Flourishing for 40 years, our partnership with the National Garden Scheme reaches an important milestone

Published: 07 May 2024

Learn more about the impact of our partnership with the National Garden Scheme and the benefits of gardening on people living with cancer.

A white woman with short brown hair and glasses.

Ros Ayres Digital Content Editor at Macmillan

Working together to help people living with cancer since 1984

This year marks the 40th anniversary of Macmillan’s partnership with the National Garden Scheme, making them our longest standing partner.
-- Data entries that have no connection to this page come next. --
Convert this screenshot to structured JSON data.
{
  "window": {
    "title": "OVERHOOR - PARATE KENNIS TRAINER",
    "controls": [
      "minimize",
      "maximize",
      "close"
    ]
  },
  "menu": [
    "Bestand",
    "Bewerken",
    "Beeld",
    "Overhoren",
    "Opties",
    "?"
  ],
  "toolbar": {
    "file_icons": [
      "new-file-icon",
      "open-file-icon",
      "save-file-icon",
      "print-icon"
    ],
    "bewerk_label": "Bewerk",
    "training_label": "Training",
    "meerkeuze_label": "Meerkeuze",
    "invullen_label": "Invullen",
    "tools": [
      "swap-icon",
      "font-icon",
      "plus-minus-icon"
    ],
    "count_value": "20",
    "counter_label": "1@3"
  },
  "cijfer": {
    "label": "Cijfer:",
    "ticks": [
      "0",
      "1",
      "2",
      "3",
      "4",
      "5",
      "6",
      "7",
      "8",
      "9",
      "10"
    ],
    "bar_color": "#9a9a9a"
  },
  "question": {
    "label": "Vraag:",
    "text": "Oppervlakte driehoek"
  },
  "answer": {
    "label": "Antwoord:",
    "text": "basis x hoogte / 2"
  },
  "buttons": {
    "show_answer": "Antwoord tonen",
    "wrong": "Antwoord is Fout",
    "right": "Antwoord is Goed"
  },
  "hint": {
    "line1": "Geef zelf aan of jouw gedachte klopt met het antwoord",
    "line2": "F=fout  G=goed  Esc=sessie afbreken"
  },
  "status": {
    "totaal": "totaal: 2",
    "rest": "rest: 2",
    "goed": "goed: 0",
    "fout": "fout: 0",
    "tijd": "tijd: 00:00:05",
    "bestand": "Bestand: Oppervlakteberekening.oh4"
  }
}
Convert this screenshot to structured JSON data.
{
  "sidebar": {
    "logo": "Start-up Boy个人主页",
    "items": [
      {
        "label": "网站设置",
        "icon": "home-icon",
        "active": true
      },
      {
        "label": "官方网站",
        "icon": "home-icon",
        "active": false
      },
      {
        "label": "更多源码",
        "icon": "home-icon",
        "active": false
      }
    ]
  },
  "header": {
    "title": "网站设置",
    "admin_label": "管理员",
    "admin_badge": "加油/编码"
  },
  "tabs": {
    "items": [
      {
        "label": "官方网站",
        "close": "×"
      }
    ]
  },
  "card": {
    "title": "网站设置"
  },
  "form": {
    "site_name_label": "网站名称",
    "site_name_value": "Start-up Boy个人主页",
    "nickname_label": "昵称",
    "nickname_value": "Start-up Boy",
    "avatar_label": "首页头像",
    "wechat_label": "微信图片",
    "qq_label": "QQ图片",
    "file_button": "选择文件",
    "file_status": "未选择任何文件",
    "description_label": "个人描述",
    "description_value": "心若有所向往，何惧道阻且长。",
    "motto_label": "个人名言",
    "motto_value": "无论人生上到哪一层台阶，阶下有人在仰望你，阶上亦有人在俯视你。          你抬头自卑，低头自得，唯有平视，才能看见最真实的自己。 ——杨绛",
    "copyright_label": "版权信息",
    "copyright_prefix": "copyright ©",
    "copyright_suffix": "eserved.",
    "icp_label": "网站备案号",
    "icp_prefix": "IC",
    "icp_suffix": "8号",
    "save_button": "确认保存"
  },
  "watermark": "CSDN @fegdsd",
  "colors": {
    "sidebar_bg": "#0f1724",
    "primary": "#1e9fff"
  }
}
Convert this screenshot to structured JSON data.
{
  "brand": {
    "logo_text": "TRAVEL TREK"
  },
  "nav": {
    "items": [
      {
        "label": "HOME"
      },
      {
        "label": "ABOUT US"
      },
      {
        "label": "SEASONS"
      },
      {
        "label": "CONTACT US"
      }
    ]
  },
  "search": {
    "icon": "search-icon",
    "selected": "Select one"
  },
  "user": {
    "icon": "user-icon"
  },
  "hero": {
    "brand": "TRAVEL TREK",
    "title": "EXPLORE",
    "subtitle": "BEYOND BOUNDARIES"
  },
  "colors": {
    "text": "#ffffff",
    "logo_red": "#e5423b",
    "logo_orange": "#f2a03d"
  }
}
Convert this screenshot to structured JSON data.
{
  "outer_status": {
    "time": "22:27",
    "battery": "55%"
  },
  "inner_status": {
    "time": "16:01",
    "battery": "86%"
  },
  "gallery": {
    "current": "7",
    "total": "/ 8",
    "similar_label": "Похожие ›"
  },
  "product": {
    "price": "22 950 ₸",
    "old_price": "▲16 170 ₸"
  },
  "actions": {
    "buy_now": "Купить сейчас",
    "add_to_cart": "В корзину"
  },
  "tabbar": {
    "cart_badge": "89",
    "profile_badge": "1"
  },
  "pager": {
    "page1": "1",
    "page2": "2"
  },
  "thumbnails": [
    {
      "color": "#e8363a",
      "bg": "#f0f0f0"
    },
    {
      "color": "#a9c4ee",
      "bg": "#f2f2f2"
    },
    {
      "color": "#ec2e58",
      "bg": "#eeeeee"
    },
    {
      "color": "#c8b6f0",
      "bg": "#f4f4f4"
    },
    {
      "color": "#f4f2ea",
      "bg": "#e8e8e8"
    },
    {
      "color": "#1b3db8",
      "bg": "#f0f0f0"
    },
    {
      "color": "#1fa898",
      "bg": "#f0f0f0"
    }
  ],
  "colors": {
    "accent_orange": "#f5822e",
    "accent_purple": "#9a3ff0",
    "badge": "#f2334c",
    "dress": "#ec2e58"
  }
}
The generosity of National Garden Scheme garden owners, volunteers and visitors has contributed over £19 million to support people living with cancer across the UK.

This has funded over 150 Macmillan nurses as well as making a major contribution to the construction of three brand new cancer centres:

Watch the video below to learn more about the Y Bwthyn NGS Macmillan Specialist Palliative Care Unit. You can watch the video in English with Cym subtitles.

Gardens and Health week

National Gardens Scheme sign

In May each year, the National Garden Scheme’s Gardens and Health Programme raises awareness of the physical and mental health benefits of gardens and gardening for everyone.

This Gardens and Health week which runs from 4-12 May, we are encouraging Macmillan’s supporters to visit National Garden Scheme gardens to enjoy the sense of wellbeing a beautiful outdoor space can bring. You can find a garden to visit near you.

"Spending time in the garden definately helps me." Maggie's story

Maggie sitting on a bench in her garden.

Maggie Porteous, 59 from Chinley in Derbyshire is one of the many people who have benefitted from the National Garden Scheme’s partnership with Macmillan.

Maggie was diagnosed with breast cancer in August 2022 and treated at the NGS Macmillan Unit in Chesterfield. She describes how gardening helped her cope with cancer treatment.

She said: “My garden became even more important to me after my diagnosis of breast cancer. As a cancer patient you feel that you are on a rollercoaster, with very little control as you move through the process of surgery and then treatment.

It’s very easy to become hyper focused on cancer, and to spend too much time thinking “what if…” in a very negative way. Spending time in the garden definitely helps me. And when I am feeling low or worried, being out in the fresh air in the garden immediately lifts my mood.”

Maggie was inspired her to open her own garden with husband Adrian in 2023.

She said: “I’ve known the National Garden Scheme for years, have visited numerous gardens, and always thought that I would open my garden “when I grow up”. I hadn’t really registered that the building I was being treated in had been part funded by the National Garden Scheme until I was sitting there, waiting for my results. I took this as a sign that now was the time to open my garden to raise much needed funds for charity, including for Macmillan.”

Our partnership champions the physical and mental health benefits of gardening, which we know can be valuable and comforting for people living with cancer. Read more about the impact gardening can have on people living with cancer.

A massive thank you to the 3,500 garden openers, county organisers, staff and trustees at the National Garden scheme for their generosity and passion over the last forty years.

Find out how Macmillan can help

Visit Macmillan’s Wellbeing Hub, our dedicated page with expert self-care advice if you have cancer or are supporting someone who does. Get advice on the different types of physical activity you can try.

About our information

This information has been written, revised and edited by Macmillan's Digital Content Editor team and checked by Macmillan's Cancer Information Development team.

Learn more about our Digital Content Editors and how we produce our cancer information.